§ REQUIREMENT
A verbatim copy of the listing is needed; pictures are to be left out.

*** ENTRIES PROVIDED

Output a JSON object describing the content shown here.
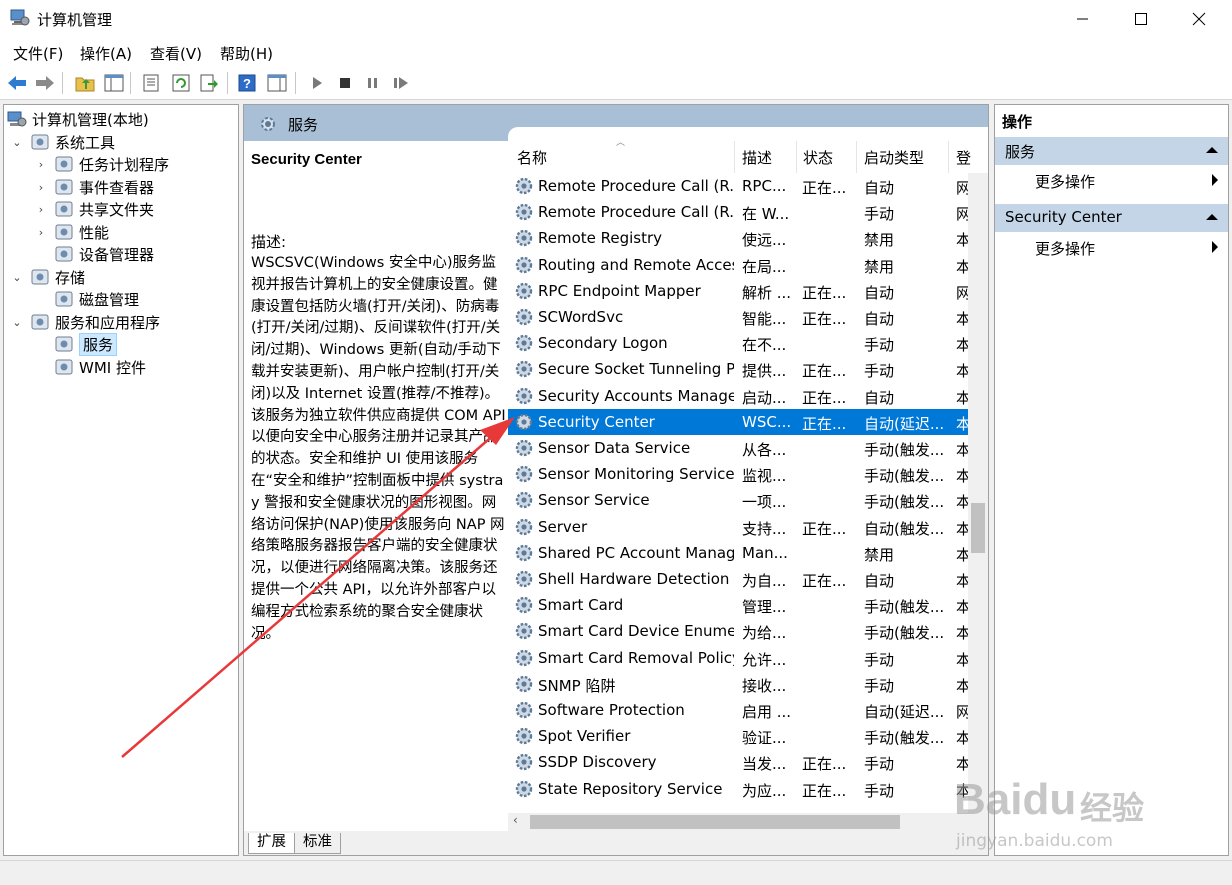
{
  "window": {
    "title": "计算机管理"
  },
  "menu": [
    "文件(F)",
    "操作(A)",
    "查看(V)",
    "帮助(H)"
  ],
  "tree": {
    "root": "计算机管理(本地)",
    "items": [
      {
        "label": "系统工具",
        "level": 1,
        "chevron": "⌄",
        "icon": "tools-icon"
      },
      {
        "label": "任务计划程序",
        "level": 2,
        "chevron": "›",
        "icon": "clock-icon"
      },
      {
        "label": "事件查看器",
        "level": 2,
        "chevron": "›",
        "icon": "event-viewer-icon"
      },
      {
        "label": "共享文件夹",
        "level": 2,
        "chevron": "›",
        "icon": "shared-folder-icon"
      },
      {
        "label": "性能",
        "level": 2,
        "chevron": "›",
        "icon": "performance-icon"
      },
      {
        "label": "设备管理器",
        "level": 2,
        "chevron": "",
        "icon": "device-manager-icon"
      },
      {
        "label": "存储",
        "level": 1,
        "chevron": "⌄",
        "icon": "storage-icon"
      },
      {
        "label": "磁盘管理",
        "level": 2,
        "chevron": "",
        "icon": "disk-icon"
      },
      {
        "label": "服务和应用程序",
        "level": 1,
        "chevron": "⌄",
        "icon": "services-apps-icon"
      },
      {
        "label": "服务",
        "level": 2,
        "chevron": "",
        "icon": "gear-icon",
        "selected": true
      },
      {
        "label": "WMI 控件",
        "level": 2,
        "chevron": "",
        "icon": "wmi-icon"
      }
    ]
  },
  "center": {
    "header": "服务",
    "detail_title": "Security Center",
    "desc_label": "描述:",
    "desc_body": "WSCSVC(Windows 安全中心)服务监视并报告计算机上的安全健康设置。健康设置包括防火墙(打开/关闭)、防病毒(打开/关闭/过期)、反间谍软件(打开/关闭/过期)、Windows 更新(自动/手动下载并安装更新)、用户帐户控制(打开/关闭)以及 Internet 设置(推荐/不推荐)。该服务为独立软件供应商提供 COM API 以便向安全中心服务注册并记录其产品的状态。安全和维护 UI 使用该服务在“安全和维护”控制面板中提供 systray 警报和安全健康状况的图形视图。网络访问保护(NAP)使用该服务向 NAP 网络策略服务器报告客户端的安全健康状况，以便进行网络隔离决策。该服务还提供一个公共 API，以允许外部客户以编程方式检索系统的聚合安全健康状况。",
    "columns": {
      "name": "名称",
      "desc": "描述",
      "state": "状态",
      "type": "启动类型",
      "logon": "登"
    },
    "rows": [
      {
        "name": "Remote Procedure Call (R...",
        "desc": "RPC...",
        "state": "正在...",
        "type": "自动",
        "logon": "网"
      },
      {
        "name": "Remote Procedure Call (R...",
        "desc": "在 W...",
        "state": "",
        "type": "手动",
        "logon": "网"
      },
      {
        "name": "Remote Registry",
        "desc": "使远...",
        "state": "",
        "type": "禁用",
        "logon": "本"
      },
      {
        "name": "Routing and Remote Access",
        "desc": "在局...",
        "state": "",
        "type": "禁用",
        "logon": "本"
      },
      {
        "name": "RPC Endpoint Mapper",
        "desc": "解析 ...",
        "state": "正在...",
        "type": "自动",
        "logon": "网"
      },
      {
        "name": "SCWordSvc",
        "desc": "智能...",
        "state": "正在...",
        "type": "自动",
        "logon": "本"
      },
      {
        "name": "Secondary Logon",
        "desc": "在不...",
        "state": "",
        "type": "手动",
        "logon": "本"
      },
      {
        "name": "Secure Socket Tunneling P...",
        "desc": "提供...",
        "state": "正在...",
        "type": "手动",
        "logon": "本"
      },
      {
        "name": "Security Accounts Manager",
        "desc": "启动...",
        "state": "正在...",
        "type": "自动",
        "logon": "本"
      },
      {
        "name": "Security Center",
        "desc": "WSC...",
        "state": "正在...",
        "type": "自动(延迟...",
        "logon": "本",
        "selected": true
      },
      {
        "name": "Sensor Data Service",
        "desc": "从各...",
        "state": "",
        "type": "手动(触发...",
        "logon": "本"
      },
      {
        "name": "Sensor Monitoring Service",
        "desc": "监视...",
        "state": "",
        "type": "手动(触发...",
        "logon": "本"
      },
      {
        "name": "Sensor Service",
        "desc": "一项...",
        "state": "",
        "type": "手动(触发...",
        "logon": "本"
      },
      {
        "name": "Server",
        "desc": "支持...",
        "state": "正在...",
        "type": "自动(触发...",
        "logon": "本"
      },
      {
        "name": "Shared PC Account Manager",
        "desc": "Man...",
        "state": "",
        "type": "禁用",
        "logon": "本"
      },
      {
        "name": "Shell Hardware Detection",
        "desc": "为自...",
        "state": "正在...",
        "type": "自动",
        "logon": "本"
      },
      {
        "name": "Smart Card",
        "desc": "管理...",
        "state": "",
        "type": "手动(触发...",
        "logon": "本"
      },
      {
        "name": "Smart Card Device Enumer...",
        "desc": "为给...",
        "state": "",
        "type": "手动(触发...",
        "logon": "本"
      },
      {
        "name": "Smart Card Removal Policy",
        "desc": "允许...",
        "state": "",
        "type": "手动",
        "logon": "本"
      },
      {
        "name": "SNMP 陷阱",
        "desc": "接收...",
        "state": "",
        "type": "手动",
        "logon": "本"
      },
      {
        "name": "Software Protection",
        "desc": "启用 ...",
        "state": "",
        "type": "自动(延迟...",
        "logon": "网"
      },
      {
        "name": "Spot Verifier",
        "desc": "验证...",
        "state": "",
        "type": "手动(触发...",
        "logon": "本"
      },
      {
        "name": "SSDP Discovery",
        "desc": "当发...",
        "state": "正在...",
        "type": "手动",
        "logon": "本"
      },
      {
        "name": "State Repository Service",
        "desc": "为应...",
        "state": "正在...",
        "type": "手动",
        "logon": "本"
      }
    ],
    "tabs": [
      "扩展",
      "标准"
    ]
  },
  "actions": {
    "header": "操作",
    "sections": [
      {
        "title": "服务",
        "item": "更多操作"
      },
      {
        "title": "Security Center",
        "item": "更多操作"
      }
    ]
  },
  "watermark": {
    "brand": "Bai",
    "brand2": "du",
    "cn": "经验",
    "url": "jingyan.baidu.com"
  },
  "colors": {
    "selection": "#0078d7",
    "header_band": "#a9bfd6",
    "action_section": "#c5d5e8",
    "arrow": "#e8393a"
  }
}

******

§ RESPONSE AREA
Output a JSON object describing the content shown here.
{
  "window": {
    "title": "计算机管理"
  },
  "menu": [
    "文件(F)",
    "操作(A)",
    "查看(V)",
    "帮助(H)"
  ],
  "tree": {
    "root": "计算机管理(本地)",
    "items": [
      {
        "label": "系统工具",
        "level": 1,
        "chevron": "⌄",
        "icon": "tools-icon"
      },
      {
        "label": "任务计划程序",
        "level": 2,
        "chevron": "›",
        "icon": "clock-icon"
      },
      {
        "label": "事件查看器",
        "level": 2,
        "chevron": "›",
        "icon": "event-viewer-icon"
      },
      {
        "label": "共享文件夹",
        "level": 2,
        "chevron": "›",
        "icon": "shared-folder-icon"
      },
      {
        "label": "性能",
        "level": 2,
        "chevron": "›",
        "icon": "performance-icon"
      },
      {
        "label": "设备管理器",
        "level": 2,
        "chevron": "",
        "icon": "device-manager-icon"
      },
      {
        "label": "存储",
        "level": 1,
        "chevron": "⌄",
        "icon": "storage-icon"
      },
      {
        "label": "磁盘管理",
        "level": 2,
        "chevron": "",
        "icon": "disk-icon"
      },
      {
        "label": "服务和应用程序",
        "level": 1,
        "chevron": "⌄",
        "icon": "services-apps-icon"
      },
      {
        "label": "服务",
        "level": 2,
        "chevron": "",
        "icon": "gear-icon",
        "selected": true
      },
      {
        "label": "WMI 控件",
        "level": 2,
        "chevron": "",
        "icon": "wmi-icon"
      }
    ]
  },
  "center": {
    "header": "服务",
    "detail_title": "Security Center",
    "desc_label": "描述:",
    "desc_body": "WSCSVC(Windows 安全中心)服务监视并报告计算机上的安全健康设置。健康设置包括防火墙(打开/关闭)、防病毒(打开/关闭/过期)、反间谍软件(打开/关闭/过期)、Windows 更新(自动/手动下载并安装更新)、用户帐户控制(打开/关闭)以及 Internet 设置(推荐/不推荐)。该服务为独立软件供应商提供 COM API 以便向安全中心服务注册并记录其产品的状态。安全和维护 UI 使用该服务在“安全和维护”控制面板中提供 systray 警报和安全健康状况的图形视图。网络访问保护(NAP)使用该服务向 NAP 网络策略服务器报告客户端的安全健康状况，以便进行网络隔离决策。该服务还提供一个公共 API，以允许外部客户以编程方式检索系统的聚合安全健康状况。",
    "columns": {
      "name": "名称",
      "desc": "描述",
      "state": "状态",
      "type": "启动类型",
      "logon": "登"
    },
    "rows": [
      {
        "name": "Remote Procedure Call (R...",
        "desc": "RPC...",
        "state": "正在...",
        "type": "自动",
        "logon": "网"
      },
      {
        "name": "Remote Procedure Call (R...",
        "desc": "在 W...",
        "state": "",
        "type": "手动",
        "logon": "网"
      },
      {
        "name": "Remote Registry",
        "desc": "使远...",
        "state": "",
        "type": "禁用",
        "logon": "本"
      },
      {
        "name": "Routing and Remote Access",
        "desc": "在局...",
        "state": "",
        "type": "禁用",
        "logon": "本"
      },
      {
        "name": "RPC Endpoint Mapper",
        "desc": "解析 ...",
        "state": "正在...",
        "type": "自动",
        "logon": "网"
      },
      {
        "name": "SCWordSvc",
        "desc": "智能...",
        "state": "正在...",
        "type": "自动",
        "logon": "本"
      },
      {
        "name": "Secondary Logon",
        "desc": "在不...",
        "state": "",
        "type": "手动",
        "logon": "本"
      },
      {
        "name": "Secure Socket Tunneling P...",
        "desc": "提供...",
        "state": "正在...",
        "type": "手动",
        "logon": "本"
      },
      {
        "name": "Security Accounts Manager",
        "desc": "启动...",
        "state": "正在...",
        "type": "自动",
        "logon": "本"
      },
      {
        "name": "Security Center",
        "desc": "WSC...",
        "state": "正在...",
        "type": "自动(延迟...",
        "logon": "本",
        "selected": true
      },
      {
        "name": "Sensor Data Service",
        "desc": "从各...",
        "state": "",
        "type": "手动(触发...",
        "logon": "本"
      },
      {
        "name": "Sensor Monitoring Service",
        "desc": "监视...",
        "state": "",
        "type": "手动(触发...",
        "logon": "本"
      },
      {
        "name": "Sensor Service",
        "desc": "一项...",
        "state": "",
        "type": "手动(触发...",
        "logon": "本"
      },
      {
        "name": "Server",
        "desc": "支持...",
        "state": "正在...",
        "type": "自动(触发...",
        "logon": "本"
      },
      {
        "name": "Shared PC Account Manager",
        "desc": "Man...",
        "state": "",
        "type": "禁用",
        "logon": "本"
      },
      {
        "name": "Shell Hardware Detection",
        "desc": "为自...",
        "state": "正在...",
        "type": "自动",
        "logon": "本"
      },
      {
        "name": "Smart Card",
        "desc": "管理...",
        "state": "",
        "type": "手动(触发...",
        "logon": "本"
      },
      {
        "name": "Smart Card Device Enumer...",
        "desc": "为给...",
        "state": "",
        "type": "手动(触发...",
        "logon": "本"
      },
      {
        "name": "Smart Card Removal Policy",
        "desc": "允许...",
        "state": "",
        "type": "手动",
        "logon": "本"
      },
      {
        "name": "SNMP 陷阱",
        "desc": "接收...",
        "state": "",
        "type": "手动",
        "logon": "本"
      },
      {
        "name": "Software Protection",
        "desc": "启用 ...",
        "state": "",
        "type": "自动(延迟...",
        "logon": "网"
      },
      {
        "name": "Spot Verifier",
        "desc": "验证...",
        "state": "",
        "type": "手动(触发...",
        "logon": "本"
      },
      {
        "name": "SSDP Discovery",
        "desc": "当发...",
        "state": "正在...",
        "type": "手动",
        "logon": "本"
      },
      {
        "name": "State Repository Service",
        "desc": "为应...",
        "state": "正在...",
        "type": "手动",
        "logon": "本"
      }
    ],
    "tabs": [
      "扩展",
      "标准"
    ]
  },
  "actions": {
    "header": "操作",
    "sections": [
      {
        "title": "服务",
        "item": "更多操作"
      },
      {
        "title": "Security Center",
        "item": "更多操作"
      }
    ]
  },
  "watermark": {
    "brand": "Bai",
    "brand2": "du",
    "cn": "经验",
    "url": "jingyan.baidu.com"
  },
  "colors": {
    "selection": "#0078d7",
    "header_band": "#a9bfd6",
    "action_section": "#c5d5e8",
    "arrow": "#e8393a"
  }
}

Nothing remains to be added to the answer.